"Some of you may have seen in the news there is some controversy surrounding its borders particularly with Suriname and Venezuela. This could be an important issue if you are going into the market and do business, but I think it's relatively safe to say there is a lot of respect for the boundaries as we know them," Bart said. The country is also facing internal political shake-up when last month, the ruling party lost a vote of no confidence in Parliament when one of its own MPs sided with the Opposition.
Of course, from a Trinidadian perspective language and culture are very big things, she added. "If you are based in TT and going in, it will definitely be a plus because some of the nuances of working in a Caribbean market will give you some experience along those lines."
Bart said with the discovery of a tenth oil well by the ExxonMobil-led consortium, Guyana was poised to become one of the largest oil-producing countries in the next five years and urged TT businesses to take advantage of this by expanding their operations by providing support services, such as financial services and logistics. Commercial oil production is expected to start next year. Bart added that while the development of gas production was in its infancy it was expected to begin within the next two years.
"Oil and gas reserves are estimated to be (worth billions of dollars) and production is expected to be between 500 to 800 million barrels of oil per day. So in terms of energy-related activity, it's been phenomenal in terms of what is available. There is a plan for gas to hit on shore Guyana within the next two years," she said.
One of the benefits of moving to Guyana, she said, was the abundance of land for purchase and limited restrictions for property development. Commercial pricing, though, was on the rise.

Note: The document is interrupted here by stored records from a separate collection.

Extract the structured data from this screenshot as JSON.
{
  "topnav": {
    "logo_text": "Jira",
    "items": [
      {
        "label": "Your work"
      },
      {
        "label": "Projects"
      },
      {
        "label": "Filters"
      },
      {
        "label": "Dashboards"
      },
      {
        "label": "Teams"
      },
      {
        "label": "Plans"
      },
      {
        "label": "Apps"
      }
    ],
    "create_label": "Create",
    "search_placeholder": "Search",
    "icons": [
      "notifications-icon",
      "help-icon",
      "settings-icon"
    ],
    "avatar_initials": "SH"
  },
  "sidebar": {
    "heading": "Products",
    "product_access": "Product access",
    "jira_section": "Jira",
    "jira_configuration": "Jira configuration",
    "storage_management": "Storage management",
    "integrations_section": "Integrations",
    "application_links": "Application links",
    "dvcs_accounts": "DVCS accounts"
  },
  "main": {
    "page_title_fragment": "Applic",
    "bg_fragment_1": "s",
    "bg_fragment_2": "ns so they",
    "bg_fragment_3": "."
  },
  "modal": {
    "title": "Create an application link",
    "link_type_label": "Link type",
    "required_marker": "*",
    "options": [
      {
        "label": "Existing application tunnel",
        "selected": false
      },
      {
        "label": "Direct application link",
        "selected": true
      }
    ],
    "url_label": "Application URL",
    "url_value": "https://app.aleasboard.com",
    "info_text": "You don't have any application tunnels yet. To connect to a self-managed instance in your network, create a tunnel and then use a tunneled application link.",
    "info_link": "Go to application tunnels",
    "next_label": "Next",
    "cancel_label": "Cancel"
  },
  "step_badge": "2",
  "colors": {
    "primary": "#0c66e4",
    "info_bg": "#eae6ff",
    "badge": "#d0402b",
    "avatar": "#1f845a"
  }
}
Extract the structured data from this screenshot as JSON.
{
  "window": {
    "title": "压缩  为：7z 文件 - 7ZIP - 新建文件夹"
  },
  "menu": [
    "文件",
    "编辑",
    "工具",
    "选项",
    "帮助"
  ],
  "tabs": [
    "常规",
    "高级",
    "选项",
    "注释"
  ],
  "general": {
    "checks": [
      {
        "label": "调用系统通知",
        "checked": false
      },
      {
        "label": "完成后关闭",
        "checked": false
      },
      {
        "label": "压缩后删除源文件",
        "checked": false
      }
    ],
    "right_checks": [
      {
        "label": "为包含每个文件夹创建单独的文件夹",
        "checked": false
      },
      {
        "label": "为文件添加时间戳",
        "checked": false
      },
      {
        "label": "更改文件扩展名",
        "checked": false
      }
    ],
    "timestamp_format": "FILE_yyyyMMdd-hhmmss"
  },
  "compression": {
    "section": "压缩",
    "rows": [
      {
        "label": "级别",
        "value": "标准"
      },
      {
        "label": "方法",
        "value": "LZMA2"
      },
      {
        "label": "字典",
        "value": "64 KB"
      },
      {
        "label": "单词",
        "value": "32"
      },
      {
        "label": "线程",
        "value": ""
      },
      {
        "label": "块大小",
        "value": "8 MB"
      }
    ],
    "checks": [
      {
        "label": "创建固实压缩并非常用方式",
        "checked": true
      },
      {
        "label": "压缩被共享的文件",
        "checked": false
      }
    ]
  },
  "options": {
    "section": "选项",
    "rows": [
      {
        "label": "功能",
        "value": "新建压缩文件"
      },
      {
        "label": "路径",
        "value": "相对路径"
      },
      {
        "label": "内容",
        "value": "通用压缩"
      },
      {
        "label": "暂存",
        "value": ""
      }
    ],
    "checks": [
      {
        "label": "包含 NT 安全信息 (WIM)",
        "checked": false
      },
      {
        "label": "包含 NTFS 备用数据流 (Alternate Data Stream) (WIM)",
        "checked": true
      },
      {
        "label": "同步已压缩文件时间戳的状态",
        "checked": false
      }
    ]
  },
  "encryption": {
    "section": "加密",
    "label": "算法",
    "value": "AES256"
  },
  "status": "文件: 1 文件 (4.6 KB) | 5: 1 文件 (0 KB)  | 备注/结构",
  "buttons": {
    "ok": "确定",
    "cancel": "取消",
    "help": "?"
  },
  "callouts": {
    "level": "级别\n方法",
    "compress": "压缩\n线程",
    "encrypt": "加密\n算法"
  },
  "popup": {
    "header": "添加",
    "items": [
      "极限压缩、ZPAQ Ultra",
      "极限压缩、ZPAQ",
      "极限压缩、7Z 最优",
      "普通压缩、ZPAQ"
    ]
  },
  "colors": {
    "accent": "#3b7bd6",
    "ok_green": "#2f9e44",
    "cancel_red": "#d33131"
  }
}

Bart said Guyana experienced an increase in the level of foreign direct investment from US $96.1 million in the first six months of 2017 to US $109.1 million for the same period in 2018. CEO of the Guyana Office for Investment Owen Verwey, who also spoke at the meeting, said businesses considering expanding to Guyana were doing so at a time of investment and prosperity.